No matter how efficient food distributors get, the business carries relatively small profit margins. In order to prevent food producers and retailers from cutting out intermediaries, food distributors have to provide good value for their services, and that keeps prices down even in segments where competition isn't as strong.
What drives the food distribution industry?
As with any intermediary business, the success of food distributors depends on being able to maintain profitability even as industry conditions change. Specifically, food production is largely a commodity business, so the costs food distributors have to pay in order to obtain the products they need can fluctuate wildly depending on supply and demand fundamentals in the underlying agricultural markets. Food distributors can use hedging strategies to reduce price volatility, but they still have to manage their supplier and customer relationships well in order to ensure they can pass through any price variations and maintain their profit margins.
At the same time, food distributors rely on consistent demand from their customers. Grocery-store demand is relatively stable, but the restaurant industry goes through definite business cycles, with tough economic times leading to fewer people eating out. That, in turn, can lead to dips in the amount of business food distributors do with ailing restaurant and food-service clients, leaving them vulnerable to the economic trends that affect dining behavior.
In addition, the costs of actually transporting food from place to place has a big impact on profitability. Large industry players like Sysco have their own fleet of trucks as well as taking advantage of third-party rail and intermodal logistics providers to improve efficiency and minimize fuel costs and other expenses.

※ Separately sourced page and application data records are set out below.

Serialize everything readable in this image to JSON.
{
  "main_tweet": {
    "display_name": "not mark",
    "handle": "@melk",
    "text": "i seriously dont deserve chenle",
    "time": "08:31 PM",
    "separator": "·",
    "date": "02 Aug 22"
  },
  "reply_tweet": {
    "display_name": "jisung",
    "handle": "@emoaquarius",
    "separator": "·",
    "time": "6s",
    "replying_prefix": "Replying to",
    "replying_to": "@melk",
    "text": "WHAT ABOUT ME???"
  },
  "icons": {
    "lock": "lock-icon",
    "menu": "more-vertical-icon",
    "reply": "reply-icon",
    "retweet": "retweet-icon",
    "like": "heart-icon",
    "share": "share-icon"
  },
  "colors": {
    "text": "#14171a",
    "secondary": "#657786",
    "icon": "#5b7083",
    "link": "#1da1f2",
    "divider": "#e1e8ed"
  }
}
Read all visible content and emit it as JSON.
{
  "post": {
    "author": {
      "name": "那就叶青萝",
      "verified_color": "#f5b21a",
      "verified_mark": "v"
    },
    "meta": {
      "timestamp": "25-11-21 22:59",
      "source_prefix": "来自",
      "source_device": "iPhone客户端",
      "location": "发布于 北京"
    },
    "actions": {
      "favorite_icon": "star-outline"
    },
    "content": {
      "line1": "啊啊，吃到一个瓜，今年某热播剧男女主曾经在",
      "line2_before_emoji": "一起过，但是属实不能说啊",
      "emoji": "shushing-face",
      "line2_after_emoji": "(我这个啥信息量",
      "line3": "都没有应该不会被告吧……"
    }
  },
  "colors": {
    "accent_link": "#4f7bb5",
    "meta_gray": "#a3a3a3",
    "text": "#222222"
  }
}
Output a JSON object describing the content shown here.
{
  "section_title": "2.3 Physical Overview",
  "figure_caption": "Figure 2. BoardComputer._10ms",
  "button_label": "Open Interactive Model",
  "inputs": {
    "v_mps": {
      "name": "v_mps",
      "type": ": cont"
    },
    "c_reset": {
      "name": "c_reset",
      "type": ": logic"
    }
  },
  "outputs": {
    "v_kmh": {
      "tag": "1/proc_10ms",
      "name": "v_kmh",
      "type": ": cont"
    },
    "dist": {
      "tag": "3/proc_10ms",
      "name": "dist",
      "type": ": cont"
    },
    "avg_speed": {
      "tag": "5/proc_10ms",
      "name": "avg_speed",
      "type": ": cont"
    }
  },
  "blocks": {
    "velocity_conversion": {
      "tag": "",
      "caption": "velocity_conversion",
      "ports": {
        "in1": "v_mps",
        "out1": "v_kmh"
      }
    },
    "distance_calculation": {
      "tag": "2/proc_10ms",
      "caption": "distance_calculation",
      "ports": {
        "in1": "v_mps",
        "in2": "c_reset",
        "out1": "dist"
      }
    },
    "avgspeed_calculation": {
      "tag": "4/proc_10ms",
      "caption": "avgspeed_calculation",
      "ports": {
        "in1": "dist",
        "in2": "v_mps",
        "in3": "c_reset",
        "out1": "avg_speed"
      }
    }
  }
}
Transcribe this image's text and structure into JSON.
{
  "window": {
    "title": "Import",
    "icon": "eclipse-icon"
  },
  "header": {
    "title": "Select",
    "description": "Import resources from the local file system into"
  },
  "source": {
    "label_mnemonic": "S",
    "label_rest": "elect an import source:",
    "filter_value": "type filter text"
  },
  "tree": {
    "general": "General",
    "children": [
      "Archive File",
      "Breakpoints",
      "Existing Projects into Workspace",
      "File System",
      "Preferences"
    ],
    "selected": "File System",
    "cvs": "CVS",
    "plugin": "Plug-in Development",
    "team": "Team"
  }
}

Efforts to incorporate hybrid/electric and natural gas-powered transportation options have also reduced exposure to energy markets, but food distributors still have to handle the inevitable fluctuations in those costs.
Food distributors have exposure to the agricultural markets as well as the restaurant and food-retail industries. Overall, though, with so many businesses not wanting to take on the challenge of figuring out how to obtain the food they need, food distributors play a vital role in taking that burden off the shoulders of food providers across the nation.
John Mackey, co-CEO of Whole Foods Market, is a member of The Motley Fool's board of directors. Dan Caplinger has no position in any stocks mentioned. The Motley Fool recommends Sysco and Whole Foods Market. The Motley Fool owns shares of Whole Foods Market. Try any of our Foolish newsletter services free for 30 days. We Fools may not all hold the same opinions, but we all believe that considering a diverse range of insights makes us better investors. The Motley Fool has a disclosure policy.